MATERIAL TO PROCESS -

────────────────────

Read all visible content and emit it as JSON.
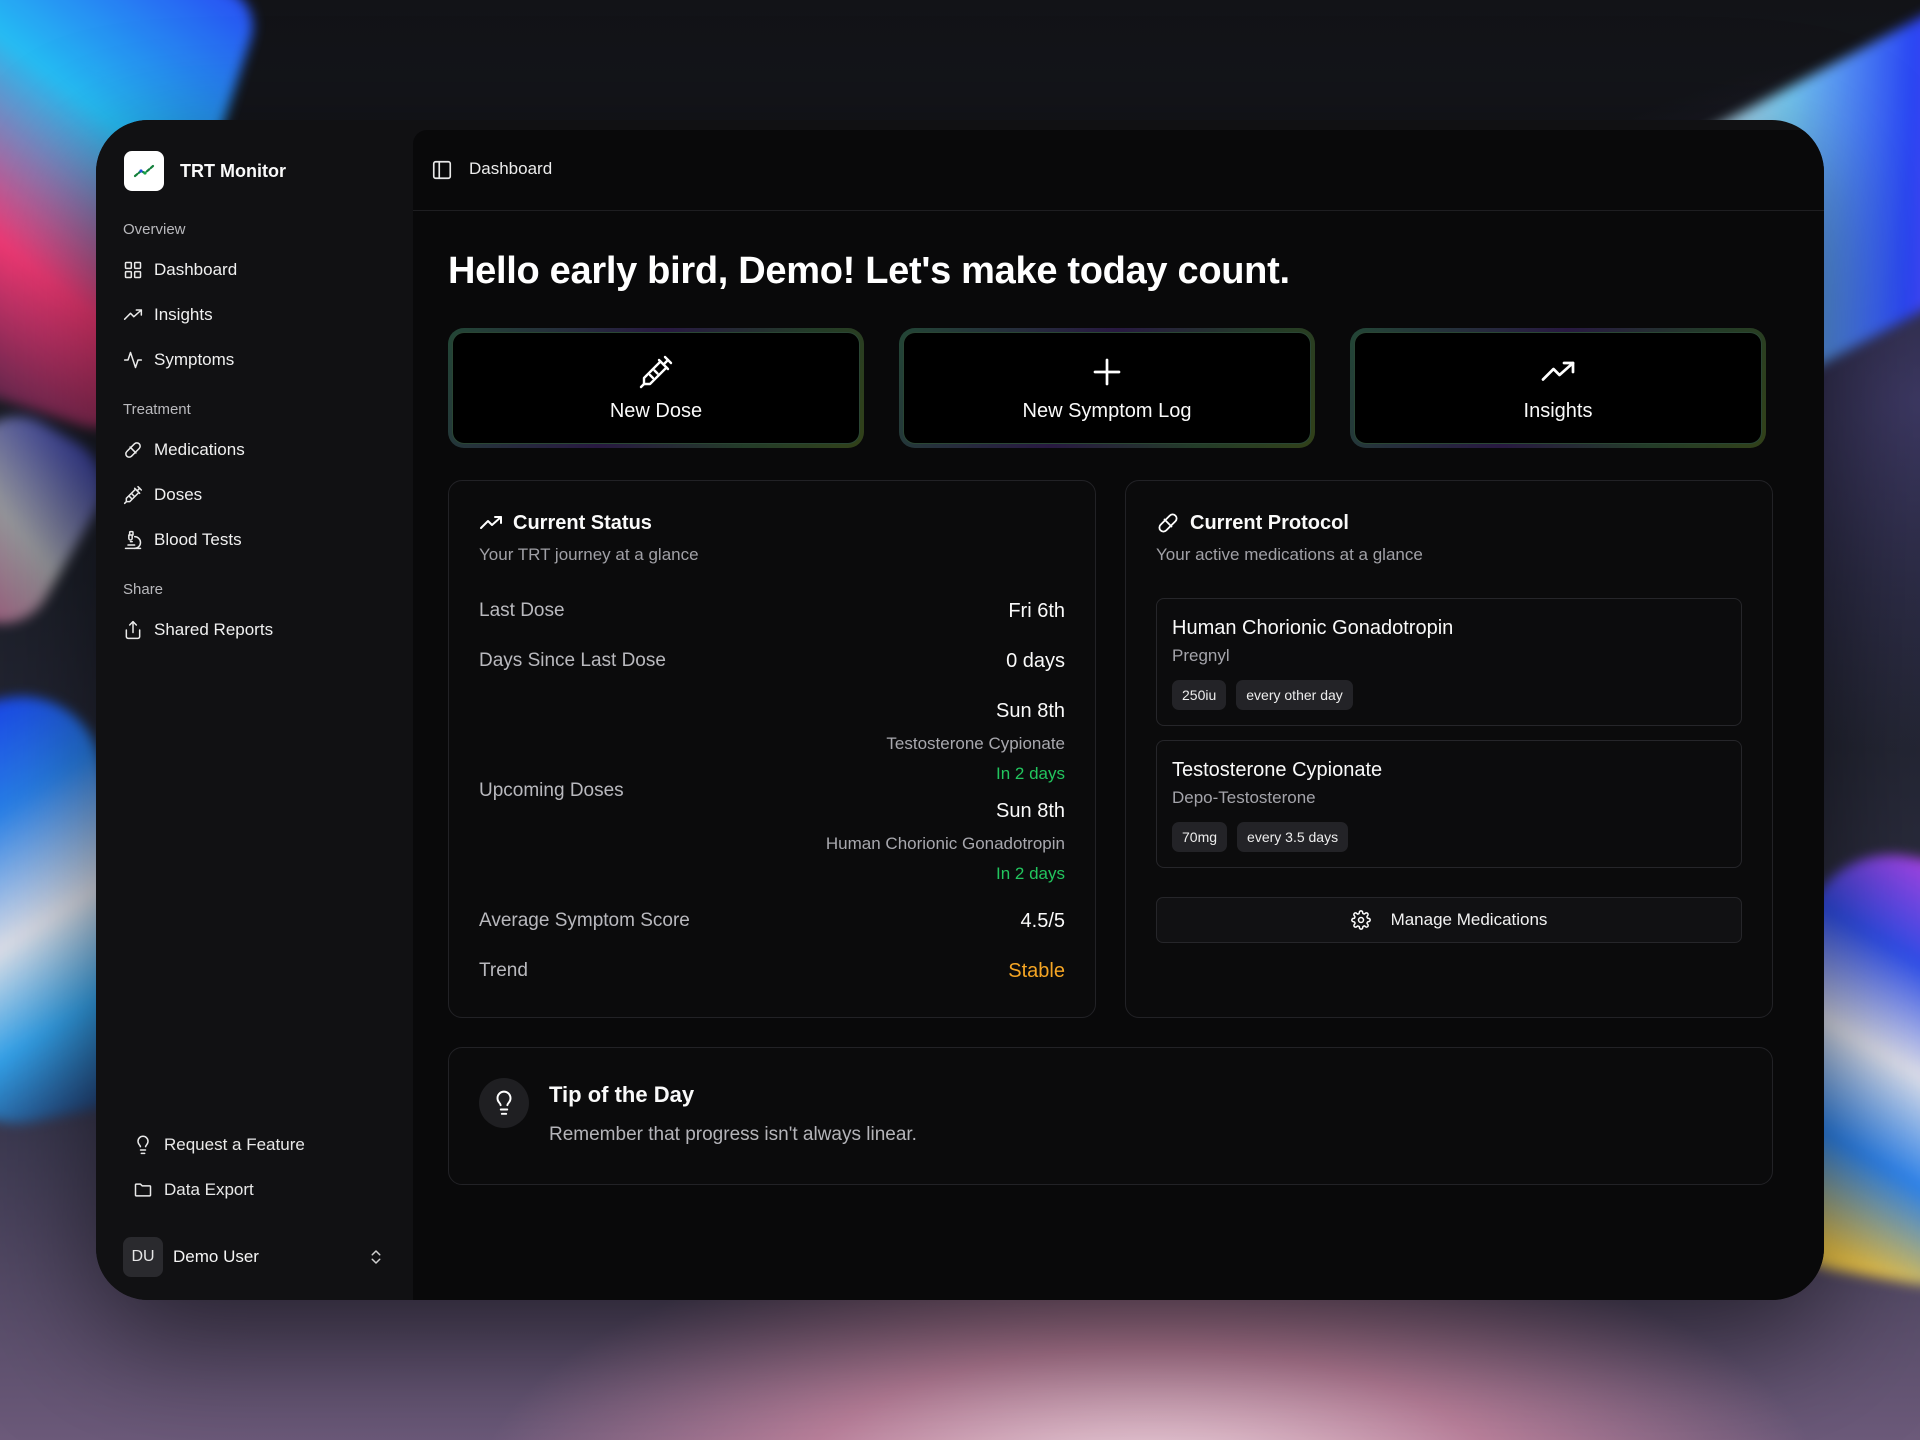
{
  "app": {
    "name": "TRT Monitor"
  },
  "sidebar": {
    "sections": [
      {
        "label": "Overview",
        "items": [
          {
            "label": "Dashboard",
            "icon": "grid-icon"
          },
          {
            "label": "Insights",
            "icon": "trending-up-icon"
          },
          {
            "label": "Symptoms",
            "icon": "activity-icon"
          }
        ]
      },
      {
        "label": "Treatment",
        "items": [
          {
            "label": "Medications",
            "icon": "pill-icon"
          },
          {
            "label": "Doses",
            "icon": "syringe-icon"
          },
          {
            "label": "Blood Tests",
            "icon": "microscope-icon"
          }
        ]
      },
      {
        "label": "Share",
        "items": [
          {
            "label": "Shared Reports",
            "icon": "share-icon"
          }
        ]
      }
    ],
    "footer": [
      {
        "label": "Request a Feature",
        "icon": "lightbulb-icon"
      },
      {
        "label": "Data Export",
        "icon": "folder-icon"
      }
    ],
    "user": {
      "initials": "DU",
      "name": "Demo User"
    }
  },
  "topbar": {
    "breadcrumb": "Dashboard"
  },
  "greeting": "Hello early bird, Demo! Let's make today count.",
  "quick_actions": [
    {
      "label": "New Dose",
      "icon": "syringe-icon"
    },
    {
      "label": "New Symptom Log",
      "icon": "plus-icon"
    },
    {
      "label": "Insights",
      "icon": "trending-up-icon"
    }
  ],
  "status": {
    "title": "Current Status",
    "subtitle": "Your TRT journey at a glance",
    "last_dose_label": "Last Dose",
    "last_dose_value": "Fri 6th",
    "days_since_label": "Days Since Last Dose",
    "days_since_value": "0 days",
    "upcoming_label": "Upcoming Doses",
    "upcoming": [
      {
        "date": "Sun 8th",
        "medication": "Testosterone Cypionate",
        "in": "In 2 days"
      },
      {
        "date": "Sun 8th",
        "medication": "Human Chorionic Gonadotropin",
        "in": "In 2 days"
      }
    ],
    "avg_score_label": "Average Symptom Score",
    "avg_score_value": "4.5/5",
    "trend_label": "Trend",
    "trend_value": "Stable"
  },
  "protocol": {
    "title": "Current Protocol",
    "subtitle": "Your active medications at a glance",
    "medications": [
      {
        "name": "Human Chorionic Gonadotropin",
        "brand": "Pregnyl",
        "dose": "250iu",
        "frequency": "every other day"
      },
      {
        "name": "Testosterone Cypionate",
        "brand": "Depo-Testosterone",
        "dose": "70mg",
        "frequency": "every 3.5 days"
      }
    ],
    "manage_label": "Manage Medications"
  },
  "tip": {
    "title": "Tip of the Day",
    "text": "Remember that progress isn't always linear."
  },
  "colors": {
    "accent_green": "#22c55e",
    "trend_amber": "#f5a524",
    "background": "#09090a"
  }
}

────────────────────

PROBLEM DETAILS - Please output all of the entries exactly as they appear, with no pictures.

TASK RESPONSE -
Read all visible content and emit it as JSON.
{
  "app": {
    "name": "TRT Monitor"
  },
  "sidebar": {
    "sections": [
      {
        "label": "Overview",
        "items": [
          {
            "label": "Dashboard",
            "icon": "grid-icon"
          },
          {
            "label": "Insights",
            "icon": "trending-up-icon"
          },
          {
            "label": "Symptoms",
            "icon": "activity-icon"
          }
        ]
      },
      {
        "label": "Treatment",
        "items": [
          {
            "label": "Medications",
            "icon": "pill-icon"
          },
          {
            "label": "Doses",
            "icon": "syringe-icon"
          },
          {
            "label": "Blood Tests",
            "icon": "microscope-icon"
          }
        ]
      },
      {
        "label": "Share",
        "items": [
          {
            "label": "Shared Reports",
            "icon": "share-icon"
          }
        ]
      }
    ],
    "footer": [
      {
        "label": "Request a Feature",
        "icon": "lightbulb-icon"
      },
      {
        "label": "Data Export",
        "icon": "folder-icon"
      }
    ],
    "user": {
      "initials": "DU",
      "name": "Demo User"
    }
  },
  "topbar": {
    "breadcrumb": "Dashboard"
  },
  "greeting": "Hello early bird, Demo! Let's make today count.",
  "quick_actions": [
    {
      "label": "New Dose",
      "icon": "syringe-icon"
    },
    {
      "label": "New Symptom Log",
      "icon": "plus-icon"
    },
    {
      "label": "Insights",
      "icon": "trending-up-icon"
    }
  ],
  "status": {
    "title": "Current Status",
    "subtitle": "Your TRT journey at a glance",
    "last_dose_label": "Last Dose",
    "last_dose_value": "Fri 6th",
    "days_since_label": "Days Since Last Dose",
    "days_since_value": "0 days",
    "upcoming_label": "Upcoming Doses",
    "upcoming": [
      {
        "date": "Sun 8th",
        "medication": "Testosterone Cypionate",
        "in": "In 2 days"
      },
      {
        "date": "Sun 8th",
        "medication": "Human Chorionic Gonadotropin",
        "in": "In 2 days"
      }
    ],
    "avg_score_label": "Average Symptom Score",
    "avg_score_value": "4.5/5",
    "trend_label": "Trend",
    "trend_value": "Stable"
  },
  "protocol": {
    "title": "Current Protocol",
    "subtitle": "Your active medications at a glance",
    "medications": [
      {
        "name": "Human Chorionic Gonadotropin",
        "brand": "Pregnyl",
        "dose": "250iu",
        "frequency": "every other day"
      },
      {
        "name": "Testosterone Cypionate",
        "brand": "Depo-Testosterone",
        "dose": "70mg",
        "frequency": "every 3.5 days"
      }
    ],
    "manage_label": "Manage Medications"
  },
  "tip": {
    "title": "Tip of the Day",
    "text": "Remember that progress isn't always linear."
  },
  "colors": {
    "accent_green": "#22c55e",
    "trend_amber": "#f5a524",
    "background": "#09090a"
  }
}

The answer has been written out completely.